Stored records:
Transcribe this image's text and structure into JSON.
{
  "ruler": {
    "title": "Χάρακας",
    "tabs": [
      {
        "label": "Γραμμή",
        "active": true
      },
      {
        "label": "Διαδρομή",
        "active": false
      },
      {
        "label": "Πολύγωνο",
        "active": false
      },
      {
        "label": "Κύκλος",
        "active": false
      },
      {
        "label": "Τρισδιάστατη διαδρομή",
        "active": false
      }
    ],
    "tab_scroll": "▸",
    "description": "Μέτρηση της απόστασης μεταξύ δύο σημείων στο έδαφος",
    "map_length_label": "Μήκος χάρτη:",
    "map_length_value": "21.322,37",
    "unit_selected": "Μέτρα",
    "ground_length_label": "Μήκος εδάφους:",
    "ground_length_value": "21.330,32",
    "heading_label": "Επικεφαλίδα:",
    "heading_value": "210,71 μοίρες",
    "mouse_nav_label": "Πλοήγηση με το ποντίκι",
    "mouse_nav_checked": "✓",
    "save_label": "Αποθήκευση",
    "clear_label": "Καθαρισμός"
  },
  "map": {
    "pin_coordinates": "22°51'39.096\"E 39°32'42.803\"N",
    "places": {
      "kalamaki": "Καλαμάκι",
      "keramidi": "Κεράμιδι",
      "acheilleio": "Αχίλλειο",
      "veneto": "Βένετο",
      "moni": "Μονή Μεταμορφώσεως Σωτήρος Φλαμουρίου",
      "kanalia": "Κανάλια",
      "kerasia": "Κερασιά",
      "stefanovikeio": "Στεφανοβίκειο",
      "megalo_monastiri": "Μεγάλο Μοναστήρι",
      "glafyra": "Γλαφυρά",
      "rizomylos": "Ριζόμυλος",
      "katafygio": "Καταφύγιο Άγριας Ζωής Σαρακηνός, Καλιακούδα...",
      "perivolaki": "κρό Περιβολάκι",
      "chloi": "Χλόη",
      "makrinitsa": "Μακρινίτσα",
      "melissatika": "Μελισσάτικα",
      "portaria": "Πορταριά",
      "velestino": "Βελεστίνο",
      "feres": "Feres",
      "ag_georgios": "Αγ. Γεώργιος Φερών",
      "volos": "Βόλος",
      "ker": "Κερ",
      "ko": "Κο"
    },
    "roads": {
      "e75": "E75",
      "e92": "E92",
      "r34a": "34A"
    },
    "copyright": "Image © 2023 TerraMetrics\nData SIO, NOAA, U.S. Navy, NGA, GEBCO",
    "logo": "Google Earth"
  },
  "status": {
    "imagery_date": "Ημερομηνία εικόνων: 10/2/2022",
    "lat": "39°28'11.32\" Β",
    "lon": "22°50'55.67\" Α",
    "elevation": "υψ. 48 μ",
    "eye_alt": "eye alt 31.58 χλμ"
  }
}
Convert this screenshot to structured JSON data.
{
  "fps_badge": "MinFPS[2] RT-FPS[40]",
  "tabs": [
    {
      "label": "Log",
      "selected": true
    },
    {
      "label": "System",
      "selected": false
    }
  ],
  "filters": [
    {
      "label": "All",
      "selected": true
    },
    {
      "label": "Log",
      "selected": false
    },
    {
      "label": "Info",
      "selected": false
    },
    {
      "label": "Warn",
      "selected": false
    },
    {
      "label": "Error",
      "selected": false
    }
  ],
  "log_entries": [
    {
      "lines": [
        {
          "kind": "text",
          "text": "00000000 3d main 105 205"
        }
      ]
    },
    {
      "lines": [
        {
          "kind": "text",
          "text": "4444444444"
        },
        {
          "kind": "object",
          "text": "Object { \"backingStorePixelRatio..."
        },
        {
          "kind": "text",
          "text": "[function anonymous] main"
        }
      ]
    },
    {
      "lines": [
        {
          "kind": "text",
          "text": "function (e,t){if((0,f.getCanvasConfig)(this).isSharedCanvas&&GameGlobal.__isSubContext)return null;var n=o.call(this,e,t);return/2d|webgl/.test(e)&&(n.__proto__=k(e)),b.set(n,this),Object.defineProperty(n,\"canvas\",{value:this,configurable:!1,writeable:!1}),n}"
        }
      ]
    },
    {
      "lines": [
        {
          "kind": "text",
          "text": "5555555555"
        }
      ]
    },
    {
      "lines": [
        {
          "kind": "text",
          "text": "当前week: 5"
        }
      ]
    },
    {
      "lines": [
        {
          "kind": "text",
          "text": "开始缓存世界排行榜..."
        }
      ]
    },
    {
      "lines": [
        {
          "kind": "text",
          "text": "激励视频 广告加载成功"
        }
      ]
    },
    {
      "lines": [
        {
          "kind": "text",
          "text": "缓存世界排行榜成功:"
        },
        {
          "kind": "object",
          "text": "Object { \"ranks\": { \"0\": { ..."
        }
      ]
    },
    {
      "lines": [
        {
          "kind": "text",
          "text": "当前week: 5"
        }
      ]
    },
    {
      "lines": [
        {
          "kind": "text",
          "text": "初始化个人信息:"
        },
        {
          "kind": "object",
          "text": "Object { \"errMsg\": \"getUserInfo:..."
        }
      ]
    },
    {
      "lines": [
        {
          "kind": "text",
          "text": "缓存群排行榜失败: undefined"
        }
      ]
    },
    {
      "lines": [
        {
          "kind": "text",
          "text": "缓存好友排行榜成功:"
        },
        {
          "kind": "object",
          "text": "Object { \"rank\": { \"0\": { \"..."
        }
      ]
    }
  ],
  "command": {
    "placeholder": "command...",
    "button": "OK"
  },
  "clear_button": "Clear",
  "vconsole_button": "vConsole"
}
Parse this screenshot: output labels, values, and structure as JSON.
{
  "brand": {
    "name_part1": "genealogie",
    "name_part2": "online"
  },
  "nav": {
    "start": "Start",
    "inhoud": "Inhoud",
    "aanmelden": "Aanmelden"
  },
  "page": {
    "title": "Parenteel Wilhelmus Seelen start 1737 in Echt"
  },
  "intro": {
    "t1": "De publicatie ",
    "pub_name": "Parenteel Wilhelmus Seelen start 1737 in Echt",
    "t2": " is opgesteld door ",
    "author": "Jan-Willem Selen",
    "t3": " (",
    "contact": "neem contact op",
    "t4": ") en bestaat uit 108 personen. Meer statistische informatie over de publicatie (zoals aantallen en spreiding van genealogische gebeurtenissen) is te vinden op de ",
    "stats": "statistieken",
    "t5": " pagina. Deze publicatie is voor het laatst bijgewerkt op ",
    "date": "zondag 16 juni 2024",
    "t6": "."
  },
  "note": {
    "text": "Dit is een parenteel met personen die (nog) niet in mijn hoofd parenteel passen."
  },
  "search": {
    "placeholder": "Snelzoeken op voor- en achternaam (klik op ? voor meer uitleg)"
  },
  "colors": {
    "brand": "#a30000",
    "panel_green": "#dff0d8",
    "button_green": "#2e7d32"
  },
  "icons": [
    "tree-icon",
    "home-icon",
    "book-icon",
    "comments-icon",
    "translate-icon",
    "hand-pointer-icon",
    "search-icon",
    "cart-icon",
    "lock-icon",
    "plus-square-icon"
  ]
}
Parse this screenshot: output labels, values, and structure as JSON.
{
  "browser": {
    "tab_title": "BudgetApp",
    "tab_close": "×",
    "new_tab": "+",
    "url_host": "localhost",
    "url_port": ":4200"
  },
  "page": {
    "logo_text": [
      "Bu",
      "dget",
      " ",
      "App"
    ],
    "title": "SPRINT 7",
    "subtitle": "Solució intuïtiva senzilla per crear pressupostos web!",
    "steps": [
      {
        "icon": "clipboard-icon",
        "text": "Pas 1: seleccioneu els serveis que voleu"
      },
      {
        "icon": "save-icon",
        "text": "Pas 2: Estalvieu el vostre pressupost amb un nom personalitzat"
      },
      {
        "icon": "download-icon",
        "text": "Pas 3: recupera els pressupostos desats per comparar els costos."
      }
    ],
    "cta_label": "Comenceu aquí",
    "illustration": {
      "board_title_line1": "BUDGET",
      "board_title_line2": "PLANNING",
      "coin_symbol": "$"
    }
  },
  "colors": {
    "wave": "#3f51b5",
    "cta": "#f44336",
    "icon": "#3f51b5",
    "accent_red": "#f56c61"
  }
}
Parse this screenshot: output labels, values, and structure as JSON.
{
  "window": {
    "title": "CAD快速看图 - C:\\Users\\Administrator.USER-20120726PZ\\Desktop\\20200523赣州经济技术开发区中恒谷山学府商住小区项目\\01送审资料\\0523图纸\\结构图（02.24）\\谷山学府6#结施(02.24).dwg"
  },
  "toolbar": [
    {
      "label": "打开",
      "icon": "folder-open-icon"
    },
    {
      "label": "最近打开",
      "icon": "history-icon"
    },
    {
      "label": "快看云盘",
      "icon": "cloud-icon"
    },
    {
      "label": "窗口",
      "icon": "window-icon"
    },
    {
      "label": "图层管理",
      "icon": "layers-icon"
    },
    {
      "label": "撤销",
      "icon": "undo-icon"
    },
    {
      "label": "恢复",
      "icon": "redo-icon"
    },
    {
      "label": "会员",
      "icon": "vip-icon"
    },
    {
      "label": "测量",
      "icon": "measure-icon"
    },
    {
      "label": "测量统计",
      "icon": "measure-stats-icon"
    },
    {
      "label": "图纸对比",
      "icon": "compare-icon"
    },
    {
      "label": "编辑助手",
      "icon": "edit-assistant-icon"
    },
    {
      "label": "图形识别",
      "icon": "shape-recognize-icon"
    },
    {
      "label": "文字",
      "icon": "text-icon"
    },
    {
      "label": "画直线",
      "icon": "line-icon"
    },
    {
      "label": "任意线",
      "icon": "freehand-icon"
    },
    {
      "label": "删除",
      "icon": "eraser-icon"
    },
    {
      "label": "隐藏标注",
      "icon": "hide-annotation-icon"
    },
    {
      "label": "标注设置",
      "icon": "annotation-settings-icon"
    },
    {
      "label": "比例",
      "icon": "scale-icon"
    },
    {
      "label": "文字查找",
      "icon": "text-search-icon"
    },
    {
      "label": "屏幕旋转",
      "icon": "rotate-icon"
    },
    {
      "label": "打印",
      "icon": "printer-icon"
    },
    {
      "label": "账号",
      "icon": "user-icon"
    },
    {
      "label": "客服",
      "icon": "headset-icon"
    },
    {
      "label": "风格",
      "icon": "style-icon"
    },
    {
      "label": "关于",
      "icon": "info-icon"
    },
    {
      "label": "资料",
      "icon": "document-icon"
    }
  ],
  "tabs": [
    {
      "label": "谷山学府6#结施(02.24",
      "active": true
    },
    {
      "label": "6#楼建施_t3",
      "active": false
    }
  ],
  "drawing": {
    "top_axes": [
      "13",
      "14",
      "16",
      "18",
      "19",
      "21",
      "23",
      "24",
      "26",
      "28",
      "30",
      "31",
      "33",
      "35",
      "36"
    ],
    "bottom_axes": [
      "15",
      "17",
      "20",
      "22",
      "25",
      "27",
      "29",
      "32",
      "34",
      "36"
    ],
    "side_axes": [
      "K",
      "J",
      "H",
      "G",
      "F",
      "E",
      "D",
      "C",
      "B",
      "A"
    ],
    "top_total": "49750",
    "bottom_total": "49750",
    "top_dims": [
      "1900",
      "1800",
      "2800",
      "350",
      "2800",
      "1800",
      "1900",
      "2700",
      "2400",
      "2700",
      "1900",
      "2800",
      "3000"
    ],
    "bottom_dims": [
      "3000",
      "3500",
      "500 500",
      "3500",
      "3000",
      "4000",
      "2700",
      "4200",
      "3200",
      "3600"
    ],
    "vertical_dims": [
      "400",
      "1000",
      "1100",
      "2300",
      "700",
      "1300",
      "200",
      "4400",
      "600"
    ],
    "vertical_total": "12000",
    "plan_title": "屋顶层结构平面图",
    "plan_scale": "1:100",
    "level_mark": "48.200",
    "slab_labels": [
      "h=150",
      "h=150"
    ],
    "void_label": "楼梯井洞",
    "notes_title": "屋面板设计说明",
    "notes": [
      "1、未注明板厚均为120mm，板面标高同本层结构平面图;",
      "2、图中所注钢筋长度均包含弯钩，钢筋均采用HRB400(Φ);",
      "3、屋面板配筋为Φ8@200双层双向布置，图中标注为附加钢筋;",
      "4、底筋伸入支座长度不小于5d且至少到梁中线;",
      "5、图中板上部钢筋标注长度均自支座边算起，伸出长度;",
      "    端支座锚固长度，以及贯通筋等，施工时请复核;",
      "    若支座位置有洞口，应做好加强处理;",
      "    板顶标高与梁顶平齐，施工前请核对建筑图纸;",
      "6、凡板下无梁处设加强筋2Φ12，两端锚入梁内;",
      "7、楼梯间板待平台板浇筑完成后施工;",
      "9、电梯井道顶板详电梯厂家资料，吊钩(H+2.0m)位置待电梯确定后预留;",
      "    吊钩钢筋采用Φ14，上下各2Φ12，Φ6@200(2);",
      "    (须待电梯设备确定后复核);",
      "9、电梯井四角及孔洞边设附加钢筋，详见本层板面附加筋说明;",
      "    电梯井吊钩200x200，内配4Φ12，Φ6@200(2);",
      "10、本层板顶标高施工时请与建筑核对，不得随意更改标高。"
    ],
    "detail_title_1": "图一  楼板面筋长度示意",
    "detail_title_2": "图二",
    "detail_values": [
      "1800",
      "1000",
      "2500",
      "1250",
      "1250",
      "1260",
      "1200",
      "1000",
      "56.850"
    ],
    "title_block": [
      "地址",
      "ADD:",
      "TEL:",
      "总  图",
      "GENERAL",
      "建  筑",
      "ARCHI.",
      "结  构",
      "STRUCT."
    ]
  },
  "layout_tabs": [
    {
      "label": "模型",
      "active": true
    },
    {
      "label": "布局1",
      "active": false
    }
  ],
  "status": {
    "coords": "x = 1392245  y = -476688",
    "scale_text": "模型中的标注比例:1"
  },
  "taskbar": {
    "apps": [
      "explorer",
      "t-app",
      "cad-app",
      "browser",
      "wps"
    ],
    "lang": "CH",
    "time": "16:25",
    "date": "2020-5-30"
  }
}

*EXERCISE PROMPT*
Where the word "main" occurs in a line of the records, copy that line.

*RESULT FOR THIS TASK*
          "text": "00000000 3d main 105 205"
          "text": "[function anonymous] main"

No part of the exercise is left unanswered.